After competing in a double ironman event, which consists of 4.8 miles of swimming, 224 miles of biking, and a double marathon of more than 52 miles (all of which took 28 hours to complete), Kacie ended up with stress fractures in both of her legs, which took her off the road for anything but cycling.
“My doctor told me I could carefully ride my bike as much as I want,” she says. “So I took that literally and decided to get into ultra-bike racing while my legs healed.”
Last year, Kacie joined an eight-member Atlanta-based team that competed in the Race Across America, raising funds for the Shepherd Center and completing the California-to-Maryland trek in 6 days and 18 hours.
“When we were done in Annapolis, I looked at my crew and said, ‘I think we’re going to have to do this one again,’” Kacie says. “But I didn’t want to do it with so many people – I wanted to ride my bike more.
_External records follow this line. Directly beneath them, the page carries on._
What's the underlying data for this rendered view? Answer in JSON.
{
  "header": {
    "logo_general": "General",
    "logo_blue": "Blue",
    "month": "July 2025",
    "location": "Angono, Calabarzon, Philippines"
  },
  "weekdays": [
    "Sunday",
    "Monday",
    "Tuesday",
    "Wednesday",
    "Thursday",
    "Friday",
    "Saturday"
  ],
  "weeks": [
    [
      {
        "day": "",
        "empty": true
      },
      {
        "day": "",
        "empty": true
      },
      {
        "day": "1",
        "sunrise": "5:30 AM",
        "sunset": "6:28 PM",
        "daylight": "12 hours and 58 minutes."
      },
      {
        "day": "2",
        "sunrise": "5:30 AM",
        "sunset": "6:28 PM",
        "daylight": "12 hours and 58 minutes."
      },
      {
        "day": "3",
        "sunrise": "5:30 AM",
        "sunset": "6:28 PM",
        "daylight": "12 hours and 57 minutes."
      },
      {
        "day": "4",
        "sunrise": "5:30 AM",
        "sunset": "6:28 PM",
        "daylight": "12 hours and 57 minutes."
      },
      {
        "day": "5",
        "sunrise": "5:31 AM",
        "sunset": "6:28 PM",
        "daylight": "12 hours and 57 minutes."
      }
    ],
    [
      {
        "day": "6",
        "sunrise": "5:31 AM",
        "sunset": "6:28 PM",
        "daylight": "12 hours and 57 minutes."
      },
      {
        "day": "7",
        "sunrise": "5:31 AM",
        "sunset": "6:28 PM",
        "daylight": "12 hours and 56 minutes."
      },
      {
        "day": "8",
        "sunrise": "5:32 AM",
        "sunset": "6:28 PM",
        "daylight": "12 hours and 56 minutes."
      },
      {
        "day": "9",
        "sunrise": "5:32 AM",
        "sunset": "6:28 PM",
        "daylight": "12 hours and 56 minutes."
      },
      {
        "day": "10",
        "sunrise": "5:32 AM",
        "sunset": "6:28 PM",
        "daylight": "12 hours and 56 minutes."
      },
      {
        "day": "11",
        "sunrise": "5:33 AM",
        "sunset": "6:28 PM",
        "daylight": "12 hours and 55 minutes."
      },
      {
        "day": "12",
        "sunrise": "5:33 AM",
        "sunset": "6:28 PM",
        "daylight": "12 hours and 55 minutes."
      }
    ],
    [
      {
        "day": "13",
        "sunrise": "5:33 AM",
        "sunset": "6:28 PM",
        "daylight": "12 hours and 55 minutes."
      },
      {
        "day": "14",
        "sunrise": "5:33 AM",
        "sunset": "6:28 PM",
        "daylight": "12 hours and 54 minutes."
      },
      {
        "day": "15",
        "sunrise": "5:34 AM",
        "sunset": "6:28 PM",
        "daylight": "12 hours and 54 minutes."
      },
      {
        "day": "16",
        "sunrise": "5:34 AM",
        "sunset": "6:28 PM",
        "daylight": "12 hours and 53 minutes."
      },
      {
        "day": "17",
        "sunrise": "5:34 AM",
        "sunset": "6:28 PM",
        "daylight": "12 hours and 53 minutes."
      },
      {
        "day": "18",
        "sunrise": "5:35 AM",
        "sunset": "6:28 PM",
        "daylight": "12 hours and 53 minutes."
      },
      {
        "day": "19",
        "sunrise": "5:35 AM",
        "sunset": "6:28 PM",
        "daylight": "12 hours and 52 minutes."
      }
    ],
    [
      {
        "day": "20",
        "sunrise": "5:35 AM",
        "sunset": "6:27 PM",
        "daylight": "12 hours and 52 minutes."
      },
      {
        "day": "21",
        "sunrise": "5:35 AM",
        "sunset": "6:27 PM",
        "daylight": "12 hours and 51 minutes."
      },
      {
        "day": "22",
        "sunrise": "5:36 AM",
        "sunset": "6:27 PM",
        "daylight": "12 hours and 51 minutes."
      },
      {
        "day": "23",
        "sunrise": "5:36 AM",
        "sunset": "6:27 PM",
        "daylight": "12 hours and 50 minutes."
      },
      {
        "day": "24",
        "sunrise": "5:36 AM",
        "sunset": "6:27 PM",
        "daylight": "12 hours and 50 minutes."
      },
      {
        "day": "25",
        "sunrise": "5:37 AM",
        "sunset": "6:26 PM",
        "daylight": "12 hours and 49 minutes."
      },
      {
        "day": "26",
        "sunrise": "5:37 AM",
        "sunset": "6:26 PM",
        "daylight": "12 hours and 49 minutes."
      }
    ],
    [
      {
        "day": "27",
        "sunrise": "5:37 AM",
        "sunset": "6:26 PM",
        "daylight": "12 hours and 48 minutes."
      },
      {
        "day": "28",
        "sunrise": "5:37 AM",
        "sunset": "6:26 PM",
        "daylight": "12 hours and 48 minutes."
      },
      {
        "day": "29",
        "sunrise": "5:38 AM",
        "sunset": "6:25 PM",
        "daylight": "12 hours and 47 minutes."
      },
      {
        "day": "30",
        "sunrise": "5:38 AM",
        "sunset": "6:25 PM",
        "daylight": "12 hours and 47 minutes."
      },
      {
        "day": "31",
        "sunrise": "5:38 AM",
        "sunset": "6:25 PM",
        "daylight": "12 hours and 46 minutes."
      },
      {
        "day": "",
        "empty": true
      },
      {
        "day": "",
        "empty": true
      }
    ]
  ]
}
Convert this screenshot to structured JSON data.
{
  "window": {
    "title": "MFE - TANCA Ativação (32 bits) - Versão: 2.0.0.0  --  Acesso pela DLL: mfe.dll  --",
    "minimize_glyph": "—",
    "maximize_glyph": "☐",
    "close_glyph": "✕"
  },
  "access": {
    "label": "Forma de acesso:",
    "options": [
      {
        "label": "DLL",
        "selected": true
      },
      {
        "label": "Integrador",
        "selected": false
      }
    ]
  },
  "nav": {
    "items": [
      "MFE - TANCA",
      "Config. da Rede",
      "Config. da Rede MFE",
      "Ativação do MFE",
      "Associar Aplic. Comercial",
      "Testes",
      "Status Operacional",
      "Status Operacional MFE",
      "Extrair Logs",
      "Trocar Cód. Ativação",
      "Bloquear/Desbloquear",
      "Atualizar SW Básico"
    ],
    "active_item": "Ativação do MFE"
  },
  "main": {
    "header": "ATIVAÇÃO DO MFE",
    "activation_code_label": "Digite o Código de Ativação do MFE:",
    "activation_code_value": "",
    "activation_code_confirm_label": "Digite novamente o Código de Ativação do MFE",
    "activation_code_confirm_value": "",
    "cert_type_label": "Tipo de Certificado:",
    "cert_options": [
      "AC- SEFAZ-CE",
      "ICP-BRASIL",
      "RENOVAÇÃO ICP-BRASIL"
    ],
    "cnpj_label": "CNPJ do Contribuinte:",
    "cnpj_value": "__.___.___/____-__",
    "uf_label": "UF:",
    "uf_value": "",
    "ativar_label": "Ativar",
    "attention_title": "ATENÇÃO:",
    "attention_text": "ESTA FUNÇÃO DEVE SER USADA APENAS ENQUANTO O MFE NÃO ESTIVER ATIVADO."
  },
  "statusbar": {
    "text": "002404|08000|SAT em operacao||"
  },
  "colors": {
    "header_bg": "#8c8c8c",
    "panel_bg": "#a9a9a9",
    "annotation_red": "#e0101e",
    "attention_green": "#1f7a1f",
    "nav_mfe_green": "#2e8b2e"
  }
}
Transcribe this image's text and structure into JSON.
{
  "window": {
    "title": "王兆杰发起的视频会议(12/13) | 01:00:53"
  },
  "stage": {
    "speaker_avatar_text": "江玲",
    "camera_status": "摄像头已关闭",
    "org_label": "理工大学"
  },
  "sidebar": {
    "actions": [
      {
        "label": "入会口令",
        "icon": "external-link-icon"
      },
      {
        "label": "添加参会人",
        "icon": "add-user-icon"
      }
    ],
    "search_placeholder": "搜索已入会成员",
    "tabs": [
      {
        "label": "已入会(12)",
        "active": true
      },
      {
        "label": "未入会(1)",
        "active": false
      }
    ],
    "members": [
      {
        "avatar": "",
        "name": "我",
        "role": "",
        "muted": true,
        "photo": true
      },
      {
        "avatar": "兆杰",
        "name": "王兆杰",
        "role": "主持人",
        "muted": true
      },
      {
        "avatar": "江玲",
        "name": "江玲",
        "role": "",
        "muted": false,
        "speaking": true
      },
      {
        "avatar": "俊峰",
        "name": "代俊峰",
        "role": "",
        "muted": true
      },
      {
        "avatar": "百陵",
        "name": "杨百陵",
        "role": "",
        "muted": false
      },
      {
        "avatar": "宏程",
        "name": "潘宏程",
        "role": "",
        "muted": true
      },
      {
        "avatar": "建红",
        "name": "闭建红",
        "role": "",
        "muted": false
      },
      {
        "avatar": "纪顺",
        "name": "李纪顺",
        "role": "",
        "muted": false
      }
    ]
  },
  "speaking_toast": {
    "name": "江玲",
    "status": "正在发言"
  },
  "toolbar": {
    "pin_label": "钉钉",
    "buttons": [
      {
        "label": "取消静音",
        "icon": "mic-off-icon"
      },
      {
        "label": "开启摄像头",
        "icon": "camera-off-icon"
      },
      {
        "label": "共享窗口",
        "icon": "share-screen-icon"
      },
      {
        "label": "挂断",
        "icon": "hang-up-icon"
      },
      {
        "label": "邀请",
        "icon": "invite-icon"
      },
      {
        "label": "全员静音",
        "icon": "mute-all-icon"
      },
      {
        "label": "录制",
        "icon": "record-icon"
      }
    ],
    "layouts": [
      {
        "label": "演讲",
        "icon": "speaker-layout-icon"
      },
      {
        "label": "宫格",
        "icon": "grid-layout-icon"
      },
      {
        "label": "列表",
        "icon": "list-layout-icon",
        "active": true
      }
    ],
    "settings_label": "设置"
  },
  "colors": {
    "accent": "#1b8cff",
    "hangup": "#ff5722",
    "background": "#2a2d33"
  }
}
So I called Dani, a friend from the double iron race, to be my race partner. We started talking about it, and it didn’t take me long to talk her into it.”
After nearly a year of planning, Kacie and Dani not only developed their strategy for biking across the country but also spearheaded a fundraising effort for Camp Twin Lakes, an assemblage of camps providing unforgettable outdoor experiences for thousands of children in Georgia who have serious illnesses, disabilities, and other challenges.
“When we decided to do this race together, we agreed we wanted it to be more than about us racing across the country,” Kacie says, noting she and Dani had raised $30,000 en route to their goal of $60,000. “Camp Twin Lakes is such a great platform. Dani works in geriatrics, and I’m a teacher, so we’re kind of at the two ends of the life spectrum.”
The duo – who traveled with a crew of 10 and three vehicles – concocted an elaborate schedule to set a new record for two-person teams. “Our race strategy was that we would alternate in the mornings for about six hours, about a half hour at a time, and try to keep the speed pretty high. Then in mid-afternoon, we each took a two-hour turn so the other one could sleep for about an hour or so. Then we’d do another six hours back and forth and back and forth every half hour. At night, each of us went four hours so that we could sleep about three hours. Hypothetically, we’d get enough sleep to survive.”
Given Kacie’s admitted dogged persistence in the face of physical challenges, it would have been folly to discount her desire to claim the record in the race, which is painstakingly mapped out (“You have to follow the course and the clock never stops – not at night, not for rain, not for bad weather”) and covers 11 states. “Of course, any finish is a success, but our goal was to take that record … It’s kind of ‘who can be the most stubborn,’ and I am really stubborn.”
On June 23, 2013, the Power, Pedals, and Ponytails team completed the race in 8 days, 2 hours, and 35 minutes, smashing the previous record by more than 13 hours and claiming the world record for two-person female teams.
Kacie – whose sister-in-law Christy Darden Brennan is also a UGA Foundation Fellow alum – says she usually is already looking ahead to the next challenge while she’s preparing for the present one. This this time around, however, she doesn’t know what she’s going to do after the Race Across America.
But it’s liable to be something spectacular.
“Until I crossed that finish line at Annapolis and we’d really done it, I could not think ahead,” she says. “There was no space in my brain to think ahead. But there’s a lot of stuff I haven’t done yet. I’ve dabbled with the idea of swimming the English Channel. And I still like running – it would be fun to get back to that after so long. There are lots of races – there’s always something else. This sure isn’t the end of the road.”